AT the core of cellist Matt Haimovitz's musical gift are the usual traits we expect of a virtuoso. In his hands, commanding technique combines with interpretive subtlety and an infectious passion. What sets him apart is a fresh and slightly radical attitude toward venues: He books himself into nightclubs rather than more pristine chamber music rooms.
On Tuesday, he performed in the large lobby area of the Knitting Factory in Hollywood. Listeners arranged themselves casually around the room or on plastic chairs close to the small stage, soaking up an experiment that worked artistic wonders.
Just because Haimovitz opts to cross the barrier separating high and "street" culture doesn't mean he's out to pander to a rock crowd or dumb down the repertoire. The only genuine "rock" element Tuesday was his signature "Anthem" -- a variation on Jimi Hendrix's "Star-Spangled Banner" in which the cellist nimbly mimics the electric guitar's feedback squeals, thick distortion and malleable timbre. A more surprising, rock-like moment came with the driving, linear energy of Gyorgy Ligeti's early Sonata for Violoncello Solo.
Mostly, as pop elements infiltrate the new music scene -- including Philip Glass' riff-like compositional machinery -- Haimovitz moves in the opposite direction, bringing high-minded, challenging music to clubland.

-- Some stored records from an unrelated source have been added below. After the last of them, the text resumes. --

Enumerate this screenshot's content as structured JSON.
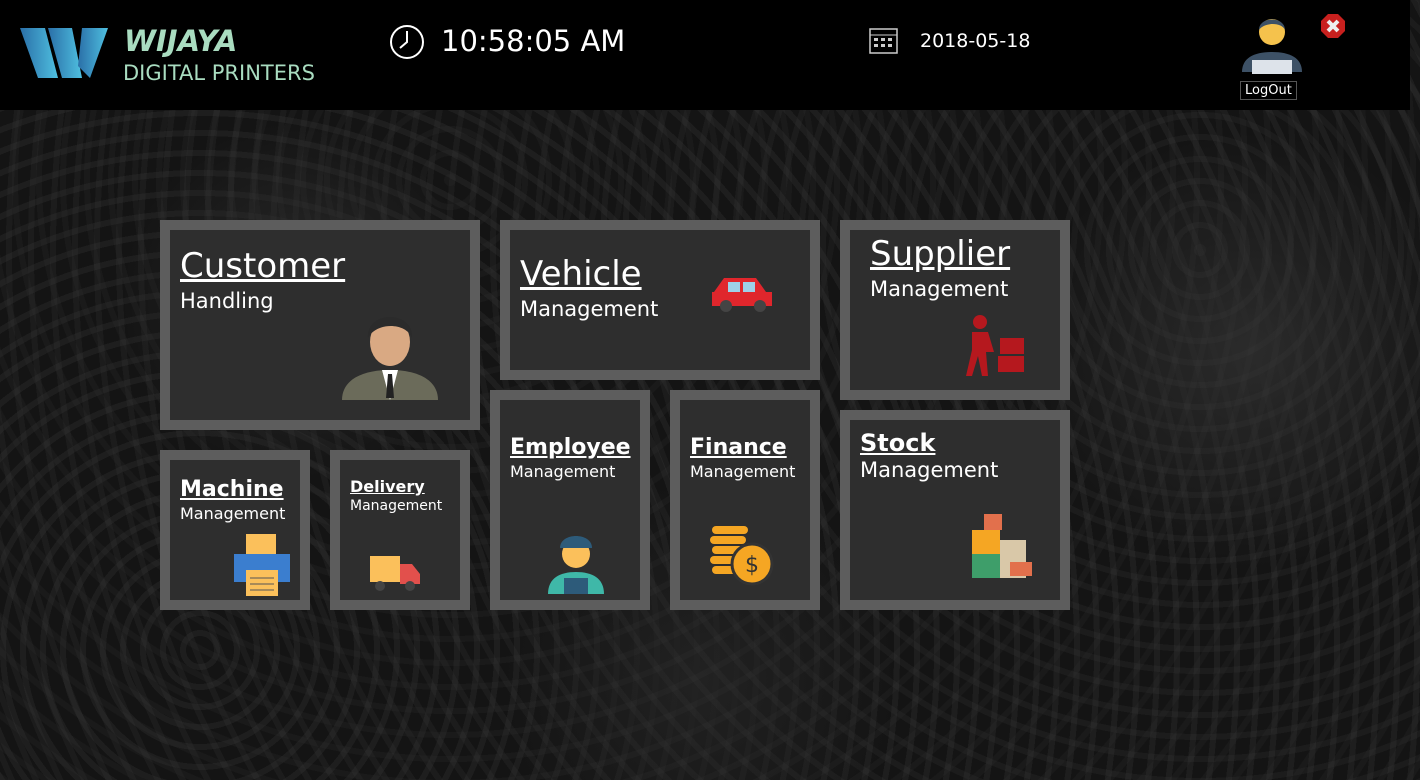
{
  "brand": {
    "name": "WIJAYA",
    "subtitle": "DIGITAL PRINTERS"
  },
  "header": {
    "time": "10:58:05 AM",
    "date": "2018-05-18",
    "logout_label": "LogOut"
  },
  "colors": {
    "tile_bg": "#2e2e2e",
    "tile_border": "#5d5d5d",
    "brand": "#a9dcc0"
  },
  "tiles": [
    {
      "title": "Customer",
      "subtitle": "Handling"
    },
    {
      "title": "Vehicle",
      "subtitle": "Management"
    },
    {
      "title": "Supplier",
      "subtitle": "Management"
    },
    {
      "title": "Machine",
      "subtitle": "Management"
    },
    {
      "title": "Delivery",
      "subtitle": "Management"
    },
    {
      "title": "Employee",
      "subtitle": "Management"
    },
    {
      "title": "Finance",
      "subtitle": "Management"
    },
    {
      "title": "Stock",
      "subtitle": "Management"
    }
  ]
}
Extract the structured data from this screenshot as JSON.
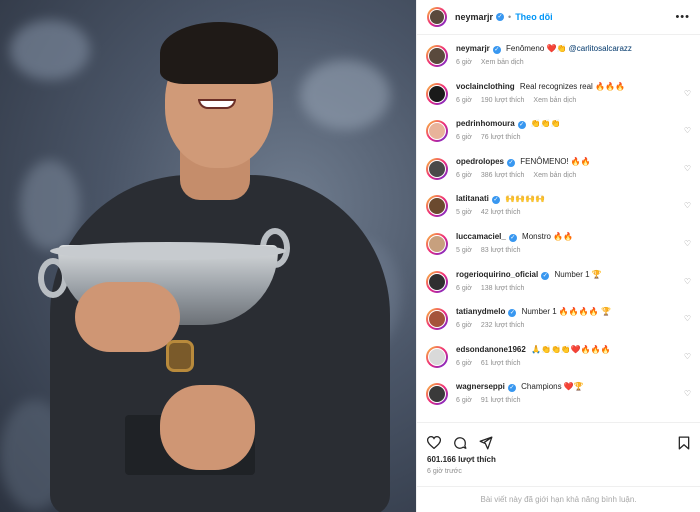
{
  "post": {
    "image_alt": "Carlos Alcaraz holding the Roland Garros trophy",
    "author": {
      "username": "neymarjr",
      "follow_label": "Theo dõi",
      "separator": "•",
      "more_icon": "more-horizontal-icon"
    },
    "caption": {
      "username": "neymarjr",
      "text": "Fenômeno ❤️👏",
      "mention": "@carlitosalcarazz",
      "time": "6 giờ",
      "translate": "Xem bản dịch"
    },
    "comments": [
      {
        "username": "voclaincIothing",
        "verified": false,
        "text": "Real recognizes real 🔥🔥🔥",
        "time": "6 giờ",
        "likes": "190 lượt thích",
        "translate": "Xem bản dịch",
        "avatar_color": "#1a1a1a"
      },
      {
        "username": "pedrinhomoura",
        "verified": true,
        "text": "👏👏👏",
        "time": "6 giờ",
        "likes": "76 lượt thích",
        "translate": "",
        "avatar_color": "#e8b39a"
      },
      {
        "username": "opedrolopes",
        "verified": true,
        "text": "FENÔMENO! 🔥🔥",
        "time": "6 giờ",
        "likes": "386 lượt thích",
        "translate": "Xem bản dịch",
        "avatar_color": "#4a4a4a"
      },
      {
        "username": "latitanati",
        "verified": true,
        "text": "🙌🙌🙌🙌",
        "time": "5 giờ",
        "likes": "42 lượt thích",
        "translate": "",
        "avatar_color": "#6b4a2f"
      },
      {
        "username": "luccamaciel_",
        "verified": true,
        "text": "Monstro 🔥🔥",
        "time": "5 giờ",
        "likes": "83 lượt thích",
        "translate": "",
        "avatar_color": "#c7a07e"
      },
      {
        "username": "rogerioquirino_oficial",
        "verified": true,
        "text": "Number 1 🏆",
        "time": "6 giờ",
        "likes": "138 lượt thích",
        "translate": "",
        "avatar_color": "#2f2f2f"
      },
      {
        "username": "tatianydmelo",
        "verified": true,
        "text": "Number 1 🔥🔥🔥🔥 🏆",
        "time": "6 giờ",
        "likes": "232 lượt thích",
        "translate": "",
        "avatar_color": "#a5533b"
      },
      {
        "username": "edsondanone1962",
        "verified": false,
        "text": "🙏👏👏👏❤️🔥🔥🔥",
        "time": "6 giờ",
        "likes": "61 lượt thích",
        "translate": "",
        "avatar_color": "#d9d9d9"
      },
      {
        "username": "wagnerseppi",
        "verified": true,
        "text": "Champions ❤️🏆",
        "time": "6 giờ",
        "likes": "91 lượt thích",
        "translate": "",
        "avatar_color": "#3a3a3a"
      }
    ],
    "likes_count": "601.166 lượt thích",
    "posted_ago": "6 giờ trước",
    "comments_limited": "Bài viết này đã giới hạn khả năng bình luận."
  },
  "colors": {
    "accent_blue": "#0095f6",
    "verified_blue": "#3897f0",
    "muted_gray": "#8e8e8e",
    "story_ring": [
      "#f9ce34",
      "#ee2a7b",
      "#6228d7"
    ]
  }
}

Tuesday's program leaned heavily on Bach, the result of an unfortunate "encounter with Homeland Security," he joked ruefully. He had intended to feature his cello quartet on pieces from his new album, "Ghoulash," with Bartok and Led Zeppelin in the mix. But problems with punctilious U.S. immigration authorities at the Canadian border prevented the arrival of two musicians and one instrument.
Still, the show went on, and movingly. Bach, it turns out, plays well in rooms where drinks flow and acoustics are iffy. A similar Southland sensation occurred recently when Jeffrey Kahane and Uri Caine brought the composer's "Goldberg" Variations to the Jazz Bakery. At the Knitting Factory, Haimovitz's performances of the second cello suite, in D minor, and the first, in G, came across with power and depth, surviving the inherently compromising discoloration of amplification.
Indeed, apart from the Ligeti, the Hendrix and Osvaldo Golijov's serpentine "Omaramor," Tuesday's show was an illuminating Bach-analia, culminating with encores of the Prelude and the slow and supple Allemande from the sixth suite.